What had happened to cause such an outburst? Moments earlier, her adoptive mother had just told her that she never loved her. Before the end of the week, her adoptive mother called and apologized. End of story. In my husband's family, everyone agrees that his son, the second child (from a first marriage), is his obvious mother's favorite. Did that make the daughter walk out on a relationship with her mother? Not at all.
Someone commented at the last blog that I had not accepted that I had given up my daughter, and what that meant. Trust me, I accepted it the day I walked out of the hospital and left her there. Trust me, we first mothers accept that we have lost our children. Those of us who desperately long for reunion understand we cannot get back the years, and that we cannot replace Mom. We are so sorry for what happened. What we did not expect is that reunion would lead to being our punished by our children, the same way we felt punished by society, or our church or our parents--and ourselves--over and over again. We long for some kind of peace and normalcy, whatever that is. We did not expect to be on trial for the rest of our lives.
I do not mean to bash adoptees here, as someone in a comment at Monday's blog suggested. Adoptees certainly have reasons that I contend are pre-verbal and not easily recognized for their sometimes bad behavior towards their birth parents. I get it. I am only trying to explain why expecting natural mothers to withstand and eagerly accept behavior that you would not inflict on your friends is unreasonable. In the end, each of us has to protect our own souls. We cannot control what anyone else will do; we can only control what we do.
Reunion is a two-way street. It's not just about either party, mother or child; it is about both of the people involved at birth: mother and child. Adoptees sometimes write angrily that reunion is not about the birth mother! But for the birth mother, it is, just as reunion for the adoptee is about the adoptee. Reunion is clearly about both; each experiences it differently with different emotions. Both people are trying to heal the wound caused by the separation. And the feelings of each ought to be respected by the other, and as far as possible, understood, and accepted, with love. That's a beginning.--lorraine
* Why birth/natural mother-adoptee reunions go awry
See also: Adoptees ask: "Why Was I Given Away?"
Writing a letter to the child you gave up for adoption
After the Birthmother/Adoptee Reunion: Navigating the Turbulent Waters
Adoption and Recovery: Solving the Mystery of Reunion is an excellent book by Australian first mother Evelyn Burns Robinson that discusses the dangerous shoals of reunion from the perspective of the natural mother, but gives many insights that adoptees will find useful and comforting. Highly recommended for anyone before and during reunion.

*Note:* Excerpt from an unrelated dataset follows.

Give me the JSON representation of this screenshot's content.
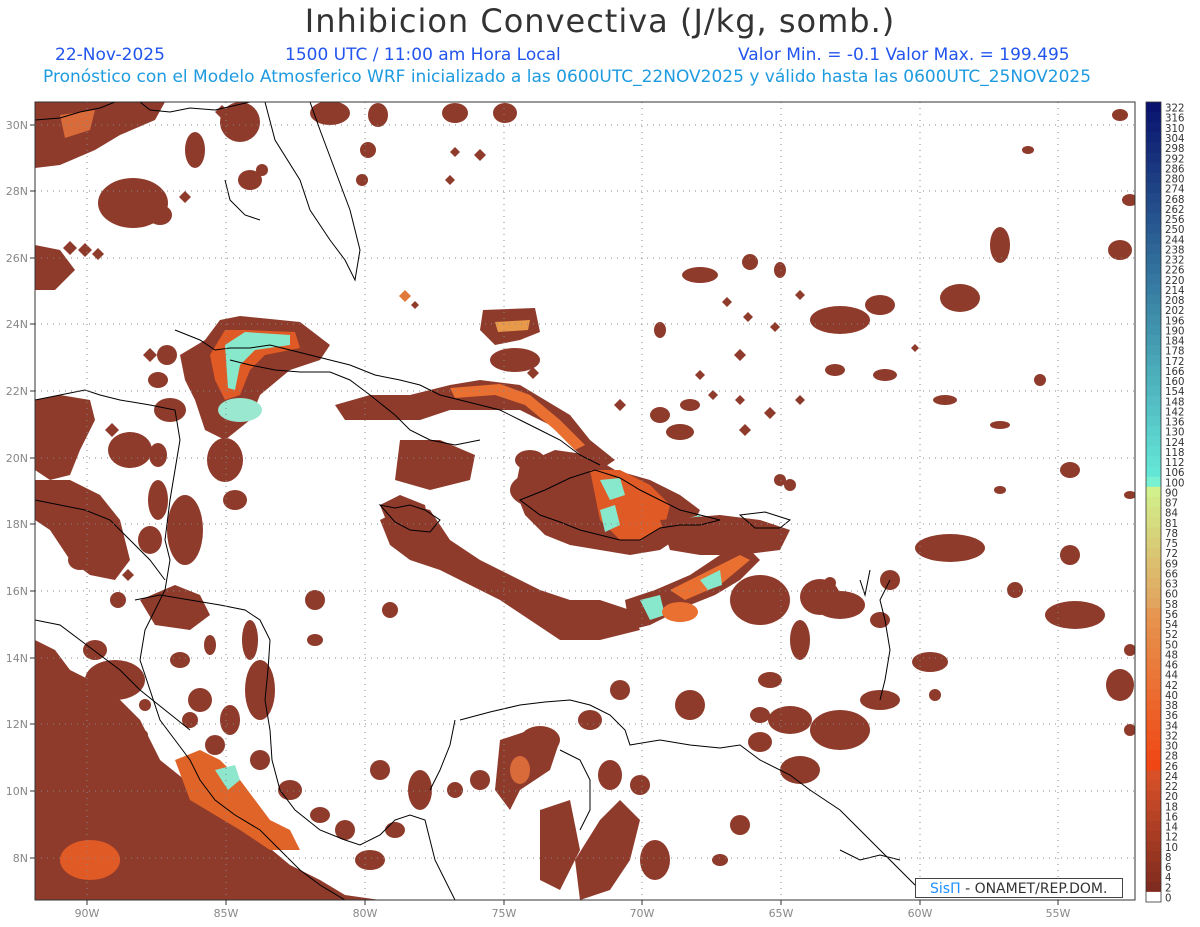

And finally, I think the link to my husband's blog (Completely Out of My Mind) where he wrote about adoption and blood ties is not the correct link,but just takes you to the current post. If anyone reading this can point me to the right blog of First Mother Forum where the link is so I can fix it, I would appreciate it. His essay is pretty powerful, if I say so myself. Please leave it in a comment. Thanks.